SkyWatch: Introducing European Youth in the World of Scientific Research through Interactive Utilization of a Global Network of Robotic Telescopes
The SkyWatch Project is realized in the framework of European Science Week having as scope to inform the public and especially young people about the latest advances in astronomy as well as to prompt them to conduct observations of astronomical phenomena.
The SkyWatch project intends to introduce European young people to the truly wondrous world of science and technology by engaging school and university students and young science amateurs in escalating, challenging and innovative multidisciplinary ‘Science Games’ combining creativity, intelligence and scientific inquiry.
SkyWatch introduces a pan-European Science Communication and Celebration Initiative, which will reach its peak during the European Science Week 2005, comprising of two main interrelated events:
1) a two-phase European Science Contest (concluding with a central European Exhibition and a Best Projects Award Ceremony);
2) a series of popular science distance learning courses.
The SkyWatch project’s objectives are focused on raising public awareness of scientific and technological developments by motivating the wider public to actively participate in the process of realizing the beneficial impact of science and technology on our day-to-day lives. One way to successfully raise awareness and interest in science, especially among young people, is to present science and scientific research through challenging activities combining intelligence, existing knowledge and innovation.
The SkyWatch contest is aimed at three age groups:
Age group 1: Students less than 15 years old;
Age group 2: Students between 15 and 18 years old;
Age group 3: Adults.
To perform project activities, young people will be given access to an existing global network of remote controlled robotic telescopes though an innovative web-based platform. The young participants will organize teams (school classes, groups of students, etc.) and design, develop and implement their science projects, comprising astronomical observations with the use of the telescopes and under the guidance and the continuous support of experts. The SkyWatch web portal has been launched to this end featuring advanced collaboration and communication tools and educational material of high added value and acting as an on-line campus for scientific projects. The establishment of a virtual community of young people, wider public and the scientific community is the ultimate project objective.
All participants are allowed to enter the contest either individually or in pairs –but projects developed by groups of more that two people will not be accepted.
The project is organized in different phases:
Phase 1. The young participants will use a data base of astronomical observations made by the telescopes of the SkyWatch network of observatories. According to their selection from the pool of the five suggested contest topics – the sun, planets and moons, asteroids, birth and death of stars, galaxies, the participants are expected to design, develop and implement projects and activities under the guidance and the continuous support of a team of experts in the field. All projects will be presented and assessed following specific criteria that will be applied by the project’s scientific committee.
Phase 2. The participants with the 30 best projects will be granted access to the network of robotic telescopes to be provided with new research material comprising observations on demand.

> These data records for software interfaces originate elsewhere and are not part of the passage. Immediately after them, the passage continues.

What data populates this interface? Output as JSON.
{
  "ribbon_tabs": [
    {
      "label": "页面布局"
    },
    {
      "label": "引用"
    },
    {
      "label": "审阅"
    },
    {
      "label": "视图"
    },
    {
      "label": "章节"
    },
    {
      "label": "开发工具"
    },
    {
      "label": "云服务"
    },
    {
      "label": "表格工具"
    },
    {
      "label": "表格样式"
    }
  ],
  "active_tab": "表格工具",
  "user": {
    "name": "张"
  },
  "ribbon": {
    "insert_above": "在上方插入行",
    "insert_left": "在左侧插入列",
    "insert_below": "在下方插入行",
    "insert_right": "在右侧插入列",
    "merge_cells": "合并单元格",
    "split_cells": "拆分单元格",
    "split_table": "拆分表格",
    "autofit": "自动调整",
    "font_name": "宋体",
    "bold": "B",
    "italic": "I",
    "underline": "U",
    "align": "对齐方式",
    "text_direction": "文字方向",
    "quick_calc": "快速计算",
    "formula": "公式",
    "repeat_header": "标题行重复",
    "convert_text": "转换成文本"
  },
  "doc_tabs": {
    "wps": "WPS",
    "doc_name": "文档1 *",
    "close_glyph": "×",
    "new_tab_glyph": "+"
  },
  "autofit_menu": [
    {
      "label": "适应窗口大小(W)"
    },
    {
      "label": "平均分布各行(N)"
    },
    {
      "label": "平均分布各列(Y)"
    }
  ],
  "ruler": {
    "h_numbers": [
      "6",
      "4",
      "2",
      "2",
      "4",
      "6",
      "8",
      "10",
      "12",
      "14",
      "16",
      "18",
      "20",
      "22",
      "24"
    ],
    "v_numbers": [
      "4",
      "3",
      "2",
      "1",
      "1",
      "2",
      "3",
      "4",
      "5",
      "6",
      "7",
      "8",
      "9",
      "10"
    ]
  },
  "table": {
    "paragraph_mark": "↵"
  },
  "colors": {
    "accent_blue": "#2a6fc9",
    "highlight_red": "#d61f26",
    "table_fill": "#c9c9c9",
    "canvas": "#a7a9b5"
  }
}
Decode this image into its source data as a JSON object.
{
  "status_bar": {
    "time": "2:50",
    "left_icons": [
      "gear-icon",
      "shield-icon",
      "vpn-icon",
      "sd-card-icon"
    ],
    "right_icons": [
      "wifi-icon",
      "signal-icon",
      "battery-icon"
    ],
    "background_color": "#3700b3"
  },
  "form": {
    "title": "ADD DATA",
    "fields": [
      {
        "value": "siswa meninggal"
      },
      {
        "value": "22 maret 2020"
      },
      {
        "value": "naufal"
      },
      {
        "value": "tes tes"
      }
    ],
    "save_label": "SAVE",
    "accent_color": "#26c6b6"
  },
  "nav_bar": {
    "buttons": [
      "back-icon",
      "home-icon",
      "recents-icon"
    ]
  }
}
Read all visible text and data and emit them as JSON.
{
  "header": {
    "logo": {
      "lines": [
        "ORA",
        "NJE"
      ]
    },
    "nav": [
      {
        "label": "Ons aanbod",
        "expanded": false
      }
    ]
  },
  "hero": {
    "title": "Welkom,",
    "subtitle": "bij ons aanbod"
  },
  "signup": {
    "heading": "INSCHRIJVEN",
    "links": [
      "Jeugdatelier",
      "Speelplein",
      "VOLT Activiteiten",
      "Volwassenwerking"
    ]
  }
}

Based on these “ordered” observations, the participants will further develop their submitted projects or even create a new project on the same topic. These 30 integrated projects will be evaluated by the project’s scientific committee who will finally come up with the three best projects from each age defined category.
Other SkyWatch initiatives are linked to the European Science Week 2005 such as interactive sessions on popular science, in the form of lessons in a virtual popular science school. The programme will include ten Contest Science Days during which participants will have the chance to discuss and interact with experts on their projects and six Public Science Days (e.g. Astronomy Days, Physics Days, Mathematics Day) during which youngsters and the general public get additional information about the latest achievements in a relevant field and the results of selected contest’s projects, plus a chance to ask questions.
Young people will have the opportunity to learn and to get familiarized with the process of scientific research and at the same time to find out more about the work of scientists and technologists. To ensure success of this initiative, teachers of the participating schools and science center educators will attend an online seminar course in order to receive the appropriate information for the realization of the proposed activities.
SkyWatch is realized by a consortium of eight European partners: Q-PLAN S.A., Greece, as Project Coordinator, the European Distance and E-Learning Network (EDEN), UK, Astrophysics Research Institute - Liverpool John Moores University, UK, the European Physical Society (EPS), France, the Ellinogermaniki Agogi – R&D Department, Greek, Institute of International Education - Stockholm University, Sweden, - The Observatory Science Centre, UK, the University of Duisburg-Essen, Germany.
SkyWatch is a twelve month project and it started in June 2005.
For more information visit the project’s web portal: www.sky-watch.org